# Work request
Exact copy, no pictures: return all the records as they stand.

_ _ _ _

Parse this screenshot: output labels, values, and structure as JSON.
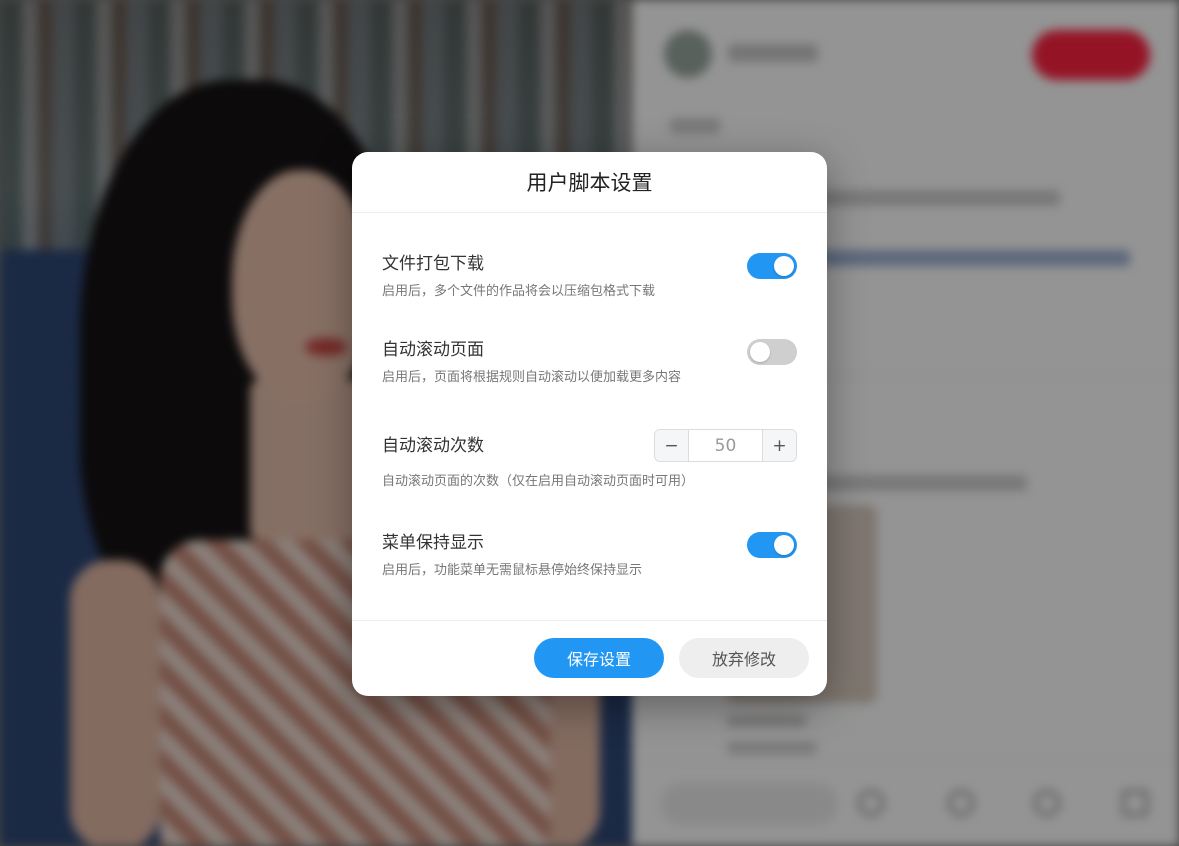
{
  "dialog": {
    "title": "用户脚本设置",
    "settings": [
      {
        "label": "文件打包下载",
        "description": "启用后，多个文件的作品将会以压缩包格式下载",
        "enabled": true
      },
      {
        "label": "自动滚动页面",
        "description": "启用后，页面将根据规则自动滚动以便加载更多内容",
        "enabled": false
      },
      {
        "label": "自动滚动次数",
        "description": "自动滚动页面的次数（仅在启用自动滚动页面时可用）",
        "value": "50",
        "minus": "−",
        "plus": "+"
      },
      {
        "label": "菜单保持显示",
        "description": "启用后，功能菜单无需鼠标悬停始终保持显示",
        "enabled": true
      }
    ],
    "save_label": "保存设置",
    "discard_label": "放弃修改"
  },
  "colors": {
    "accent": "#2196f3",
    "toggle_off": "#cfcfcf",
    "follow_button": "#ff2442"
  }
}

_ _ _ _

# Your response
Parse this screenshot: output labels, values, and structure as JSON.
{
  "dialog": {
    "title": "用户脚本设置",
    "settings": [
      {
        "label": "文件打包下载",
        "description": "启用后，多个文件的作品将会以压缩包格式下载",
        "enabled": true
      },
      {
        "label": "自动滚动页面",
        "description": "启用后，页面将根据规则自动滚动以便加载更多内容",
        "enabled": false
      },
      {
        "label": "自动滚动次数",
        "description": "自动滚动页面的次数（仅在启用自动滚动页面时可用）",
        "value": "50",
        "minus": "−",
        "plus": "+"
      },
      {
        "label": "菜单保持显示",
        "description": "启用后，功能菜单无需鼠标悬停始终保持显示",
        "enabled": true
      }
    ],
    "save_label": "保存设置",
    "discard_label": "放弃修改"
  },
  "colors": {
    "accent": "#2196f3",
    "toggle_off": "#cfcfcf",
    "follow_button": "#ff2442"
  }
}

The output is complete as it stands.